:: DIRECTIONS ::
Count every line below that contains "name", then state the total with no other output.

:: INFORMATION SHOWN ::
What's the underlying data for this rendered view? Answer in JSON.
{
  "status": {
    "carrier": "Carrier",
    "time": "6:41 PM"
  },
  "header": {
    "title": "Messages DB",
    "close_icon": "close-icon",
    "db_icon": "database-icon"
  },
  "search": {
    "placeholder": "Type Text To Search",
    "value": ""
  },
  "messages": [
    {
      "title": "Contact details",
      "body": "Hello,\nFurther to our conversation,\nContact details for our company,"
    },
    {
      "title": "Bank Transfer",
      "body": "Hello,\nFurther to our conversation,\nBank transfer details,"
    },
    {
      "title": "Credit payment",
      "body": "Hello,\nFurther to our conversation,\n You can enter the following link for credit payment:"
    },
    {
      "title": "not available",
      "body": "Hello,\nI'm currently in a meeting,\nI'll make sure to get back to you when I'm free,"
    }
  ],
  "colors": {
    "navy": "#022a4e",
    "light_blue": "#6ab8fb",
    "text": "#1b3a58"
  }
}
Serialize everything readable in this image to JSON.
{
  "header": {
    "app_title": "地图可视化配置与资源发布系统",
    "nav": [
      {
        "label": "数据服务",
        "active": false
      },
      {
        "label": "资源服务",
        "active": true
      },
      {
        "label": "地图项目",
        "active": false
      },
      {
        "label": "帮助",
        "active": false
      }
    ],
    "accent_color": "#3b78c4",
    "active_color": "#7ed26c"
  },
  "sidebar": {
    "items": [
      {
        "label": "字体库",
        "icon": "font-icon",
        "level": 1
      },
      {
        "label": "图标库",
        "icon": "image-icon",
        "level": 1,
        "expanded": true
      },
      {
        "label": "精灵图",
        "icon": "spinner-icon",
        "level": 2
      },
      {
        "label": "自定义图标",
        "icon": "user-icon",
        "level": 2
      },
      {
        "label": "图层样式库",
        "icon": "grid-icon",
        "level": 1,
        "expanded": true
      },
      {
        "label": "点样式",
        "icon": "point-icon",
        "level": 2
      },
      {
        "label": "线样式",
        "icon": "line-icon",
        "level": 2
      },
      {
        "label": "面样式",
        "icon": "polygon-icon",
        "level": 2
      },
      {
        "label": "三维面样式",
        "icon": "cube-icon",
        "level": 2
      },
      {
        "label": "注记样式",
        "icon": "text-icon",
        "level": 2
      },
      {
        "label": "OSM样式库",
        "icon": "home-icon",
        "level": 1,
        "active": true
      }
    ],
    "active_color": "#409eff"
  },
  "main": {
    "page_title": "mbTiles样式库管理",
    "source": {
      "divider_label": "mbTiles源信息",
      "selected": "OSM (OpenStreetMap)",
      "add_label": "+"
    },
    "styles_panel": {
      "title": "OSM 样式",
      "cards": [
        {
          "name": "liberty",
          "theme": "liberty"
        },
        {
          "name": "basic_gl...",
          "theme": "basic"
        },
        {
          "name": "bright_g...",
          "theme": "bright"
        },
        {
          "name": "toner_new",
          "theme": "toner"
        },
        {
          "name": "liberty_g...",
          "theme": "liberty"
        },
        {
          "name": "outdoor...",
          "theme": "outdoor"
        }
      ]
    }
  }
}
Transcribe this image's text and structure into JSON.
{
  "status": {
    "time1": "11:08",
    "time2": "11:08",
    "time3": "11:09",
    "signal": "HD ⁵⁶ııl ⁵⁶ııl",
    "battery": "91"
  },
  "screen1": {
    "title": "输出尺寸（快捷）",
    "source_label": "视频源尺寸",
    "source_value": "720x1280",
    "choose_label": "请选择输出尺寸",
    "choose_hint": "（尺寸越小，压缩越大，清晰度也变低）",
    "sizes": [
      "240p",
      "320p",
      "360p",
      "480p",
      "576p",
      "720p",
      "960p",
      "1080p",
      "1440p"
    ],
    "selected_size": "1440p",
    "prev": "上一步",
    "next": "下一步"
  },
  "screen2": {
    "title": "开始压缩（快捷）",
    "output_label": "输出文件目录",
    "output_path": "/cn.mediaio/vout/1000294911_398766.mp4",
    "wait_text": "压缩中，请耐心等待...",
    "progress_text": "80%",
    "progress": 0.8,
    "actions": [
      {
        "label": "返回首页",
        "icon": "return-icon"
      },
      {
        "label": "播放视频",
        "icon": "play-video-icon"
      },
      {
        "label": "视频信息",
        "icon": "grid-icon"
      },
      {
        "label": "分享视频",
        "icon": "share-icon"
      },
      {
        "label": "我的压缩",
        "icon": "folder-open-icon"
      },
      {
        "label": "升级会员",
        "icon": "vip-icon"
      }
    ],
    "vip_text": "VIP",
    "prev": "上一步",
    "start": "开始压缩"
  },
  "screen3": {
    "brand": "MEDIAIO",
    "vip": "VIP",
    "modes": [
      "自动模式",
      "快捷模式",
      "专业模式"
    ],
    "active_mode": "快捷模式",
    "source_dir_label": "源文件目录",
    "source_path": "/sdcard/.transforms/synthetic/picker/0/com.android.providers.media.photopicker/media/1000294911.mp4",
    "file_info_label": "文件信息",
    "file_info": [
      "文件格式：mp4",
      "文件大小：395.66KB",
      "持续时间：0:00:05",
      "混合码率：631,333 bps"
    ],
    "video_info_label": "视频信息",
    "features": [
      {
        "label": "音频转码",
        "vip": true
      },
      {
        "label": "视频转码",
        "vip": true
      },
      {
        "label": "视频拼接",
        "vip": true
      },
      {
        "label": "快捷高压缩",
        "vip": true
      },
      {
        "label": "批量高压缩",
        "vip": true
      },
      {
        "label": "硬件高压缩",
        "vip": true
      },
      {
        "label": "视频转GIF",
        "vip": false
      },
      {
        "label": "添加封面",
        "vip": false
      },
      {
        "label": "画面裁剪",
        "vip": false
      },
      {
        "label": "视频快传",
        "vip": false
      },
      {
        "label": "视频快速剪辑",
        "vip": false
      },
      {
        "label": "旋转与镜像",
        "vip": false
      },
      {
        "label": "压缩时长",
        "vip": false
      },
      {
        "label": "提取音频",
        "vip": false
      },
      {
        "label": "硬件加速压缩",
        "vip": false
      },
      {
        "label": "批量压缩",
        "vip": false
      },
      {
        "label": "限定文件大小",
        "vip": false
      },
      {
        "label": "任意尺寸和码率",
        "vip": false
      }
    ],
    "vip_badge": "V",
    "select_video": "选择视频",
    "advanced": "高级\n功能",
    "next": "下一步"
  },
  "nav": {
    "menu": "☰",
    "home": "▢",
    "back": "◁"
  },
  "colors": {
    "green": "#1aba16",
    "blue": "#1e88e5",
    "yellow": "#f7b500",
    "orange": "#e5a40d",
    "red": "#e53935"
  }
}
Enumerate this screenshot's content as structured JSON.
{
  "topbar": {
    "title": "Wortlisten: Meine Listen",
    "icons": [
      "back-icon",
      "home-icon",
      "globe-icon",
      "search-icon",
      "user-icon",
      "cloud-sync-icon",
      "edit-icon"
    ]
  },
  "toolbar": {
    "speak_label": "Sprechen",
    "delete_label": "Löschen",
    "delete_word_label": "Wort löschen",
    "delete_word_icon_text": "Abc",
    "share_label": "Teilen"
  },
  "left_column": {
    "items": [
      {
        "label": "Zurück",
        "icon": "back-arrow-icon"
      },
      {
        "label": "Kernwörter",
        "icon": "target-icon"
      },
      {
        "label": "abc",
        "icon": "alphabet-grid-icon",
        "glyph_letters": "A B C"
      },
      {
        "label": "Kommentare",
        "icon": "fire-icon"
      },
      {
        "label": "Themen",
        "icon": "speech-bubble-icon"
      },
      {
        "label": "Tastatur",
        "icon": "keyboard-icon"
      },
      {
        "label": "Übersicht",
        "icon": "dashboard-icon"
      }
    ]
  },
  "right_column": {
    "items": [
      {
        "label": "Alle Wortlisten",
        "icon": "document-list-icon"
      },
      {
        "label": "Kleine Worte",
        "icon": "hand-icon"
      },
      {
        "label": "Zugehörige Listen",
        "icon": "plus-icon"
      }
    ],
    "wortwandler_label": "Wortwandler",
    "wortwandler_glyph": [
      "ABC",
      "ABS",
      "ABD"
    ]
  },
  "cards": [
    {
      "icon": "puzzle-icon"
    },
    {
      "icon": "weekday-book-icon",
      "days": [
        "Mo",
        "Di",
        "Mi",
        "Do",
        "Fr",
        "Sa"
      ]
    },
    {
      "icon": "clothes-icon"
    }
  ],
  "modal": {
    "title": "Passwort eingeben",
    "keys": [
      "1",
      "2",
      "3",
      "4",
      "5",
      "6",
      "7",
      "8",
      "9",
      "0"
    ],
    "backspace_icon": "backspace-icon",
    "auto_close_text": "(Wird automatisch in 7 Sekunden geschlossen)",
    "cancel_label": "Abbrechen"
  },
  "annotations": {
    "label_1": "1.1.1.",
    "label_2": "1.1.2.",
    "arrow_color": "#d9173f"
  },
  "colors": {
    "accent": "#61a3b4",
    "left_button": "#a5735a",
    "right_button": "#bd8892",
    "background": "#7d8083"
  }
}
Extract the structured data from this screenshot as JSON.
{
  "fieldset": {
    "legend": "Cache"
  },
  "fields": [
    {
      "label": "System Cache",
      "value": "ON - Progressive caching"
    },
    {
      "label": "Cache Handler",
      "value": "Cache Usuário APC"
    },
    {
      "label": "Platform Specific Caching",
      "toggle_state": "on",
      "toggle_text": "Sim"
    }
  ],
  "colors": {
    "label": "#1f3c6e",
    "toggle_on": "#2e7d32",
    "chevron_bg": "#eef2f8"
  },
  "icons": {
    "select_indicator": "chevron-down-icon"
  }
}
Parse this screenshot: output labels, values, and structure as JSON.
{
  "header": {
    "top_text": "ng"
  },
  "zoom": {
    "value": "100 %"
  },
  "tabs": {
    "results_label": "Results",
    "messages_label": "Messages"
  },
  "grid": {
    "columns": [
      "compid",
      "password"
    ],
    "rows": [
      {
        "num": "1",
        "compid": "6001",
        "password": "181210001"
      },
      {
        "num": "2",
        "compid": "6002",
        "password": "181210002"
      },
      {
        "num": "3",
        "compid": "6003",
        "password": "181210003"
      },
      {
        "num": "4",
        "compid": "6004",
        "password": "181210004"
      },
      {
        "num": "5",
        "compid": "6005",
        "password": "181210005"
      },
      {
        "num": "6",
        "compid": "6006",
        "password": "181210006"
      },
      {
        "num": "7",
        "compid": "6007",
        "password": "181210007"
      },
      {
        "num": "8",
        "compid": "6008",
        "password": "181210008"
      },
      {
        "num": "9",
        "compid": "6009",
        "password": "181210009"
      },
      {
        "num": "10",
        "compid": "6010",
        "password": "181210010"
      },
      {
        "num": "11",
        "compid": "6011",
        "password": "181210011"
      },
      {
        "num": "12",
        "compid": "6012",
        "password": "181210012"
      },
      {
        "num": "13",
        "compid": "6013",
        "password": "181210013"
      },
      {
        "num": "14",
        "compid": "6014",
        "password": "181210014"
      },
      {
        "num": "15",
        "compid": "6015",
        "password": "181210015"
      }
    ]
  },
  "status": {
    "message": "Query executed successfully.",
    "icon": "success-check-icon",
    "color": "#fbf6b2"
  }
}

:: ANSWER TO THE PROBLEM ::
6